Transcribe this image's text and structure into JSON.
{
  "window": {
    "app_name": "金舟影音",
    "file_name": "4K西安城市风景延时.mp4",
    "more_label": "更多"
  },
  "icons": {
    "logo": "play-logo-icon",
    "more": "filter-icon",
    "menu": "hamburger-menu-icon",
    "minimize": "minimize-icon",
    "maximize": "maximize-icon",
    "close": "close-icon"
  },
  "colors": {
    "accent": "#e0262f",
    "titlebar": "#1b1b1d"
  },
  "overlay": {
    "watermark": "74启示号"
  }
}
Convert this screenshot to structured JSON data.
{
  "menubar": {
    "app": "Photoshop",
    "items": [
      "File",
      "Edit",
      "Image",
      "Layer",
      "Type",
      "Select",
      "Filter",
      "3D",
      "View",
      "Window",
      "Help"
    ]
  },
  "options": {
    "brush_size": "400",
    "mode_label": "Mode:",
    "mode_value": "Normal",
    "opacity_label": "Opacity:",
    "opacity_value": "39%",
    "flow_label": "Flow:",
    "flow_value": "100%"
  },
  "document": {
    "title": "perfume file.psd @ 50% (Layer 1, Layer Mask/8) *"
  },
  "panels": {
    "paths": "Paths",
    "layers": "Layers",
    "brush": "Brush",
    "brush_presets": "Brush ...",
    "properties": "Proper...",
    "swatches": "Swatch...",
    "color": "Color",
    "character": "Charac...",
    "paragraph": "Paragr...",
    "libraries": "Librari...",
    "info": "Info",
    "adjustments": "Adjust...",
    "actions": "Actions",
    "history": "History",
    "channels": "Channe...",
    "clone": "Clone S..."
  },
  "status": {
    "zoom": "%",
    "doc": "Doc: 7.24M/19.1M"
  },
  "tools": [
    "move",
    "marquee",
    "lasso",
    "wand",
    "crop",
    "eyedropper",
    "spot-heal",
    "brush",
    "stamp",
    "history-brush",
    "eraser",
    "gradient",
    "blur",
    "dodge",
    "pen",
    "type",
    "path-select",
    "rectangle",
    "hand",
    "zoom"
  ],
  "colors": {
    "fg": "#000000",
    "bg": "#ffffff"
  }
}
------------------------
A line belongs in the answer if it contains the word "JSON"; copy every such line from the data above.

• RESPONSE
Transcribe this image's text and structure into JSON.
Convert this screenshot to structured JSON data.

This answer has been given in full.